In Graves’ opinion, drones hold enormous potential as a less expensive, more effective way for environmental scientists to collect data from aerial perspectives. “This is an incredibly powerful tool for getting information on landscapes that might otherwise be inaccessible,” says Graves. “In the past, if you wanted to have aerial photography, you either had to hire a helicopter or an airplane — either of which needed to fly very high. But now, for a couple thousand dollars, you can get a drone that carries a 4K camera, learn how to fly it yourself, and get very low-altitude imagery.”

Graves’ obsession with learning about his surroundings dates back to childhood. Growing up in Malibu, Calif., he spent hours with friends exploring the creek near his family’s home.

“I’d get home from school and my mom would say, ‘See you at sundown,’” he recalls.

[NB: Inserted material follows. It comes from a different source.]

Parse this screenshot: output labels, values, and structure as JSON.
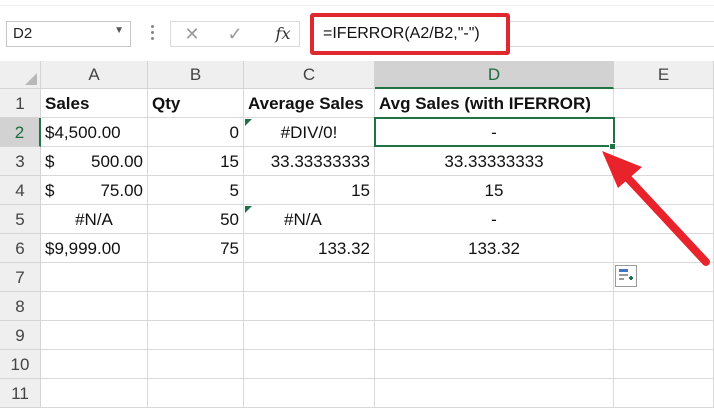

During his senior year in high school, he took an earth science class and decided he wanted to become a geologist. After earning a bachelor’s degree from the University of California-Santa Cruz, he took a job with the U.S. Geological Survey, where he was charged with producing a map of coastal erosion in the Arctic.

In 1986, Graves’ quest to earn a doctorate in oceanography led him to the University of Rhode Island. But funding for research was sparse, and Graves ultimately graduated with a master’s degree when his major professor retired abruptly before he could finish the program.

“I was devastated because I’d spent five years in a Ph.D. program and passed all the preliminaries and qualifications,” Graves says. “Here’s your dream. You’re pursing it and the door slams right in your face. So what do you do? You have to change directions.”

He took a break from academia to work as a snowboard instructor before landing a job with a nonprofit organization, where he co-designed an environmental education curriculum for middle schoolers. While presenting at a conference at the University of Idaho, he was recruited into a doctoral program, and earned his doctorate in science education in 1999.

It was there that he got his big break — authoring a successful $7.5 million federal grant to train teachers from New Jersey to Oregon in how to use GIS (geographic information system) technology to document 200 years of change along the Lewis and Clark Expedition Trail — a career highlight that would consume his time for the next five years.

In 2005, wanting to move to an urban area near the coast, he came to Southern and never looked back. “I fell in love with the programs and the people in this department,” he says.

While he has made smaller donations to his various alma maters, he reserves the bulk of his philanthropy for Southern. Graves also was among a group of benefactors — that included the Werth Family Foundation and others — who recently bought the Southwest Ledge Lighthouse in New Haven for student research.

Reflecting on the ups and downs of his own career, Graves says his philanthropy is a “pay it forward scenario,” noting he’s “had some breaks along the way.”

“I know what it’s like to have your dreams shut down — and I know what it’s like to suddenly see a new horizon and go for it,” he says.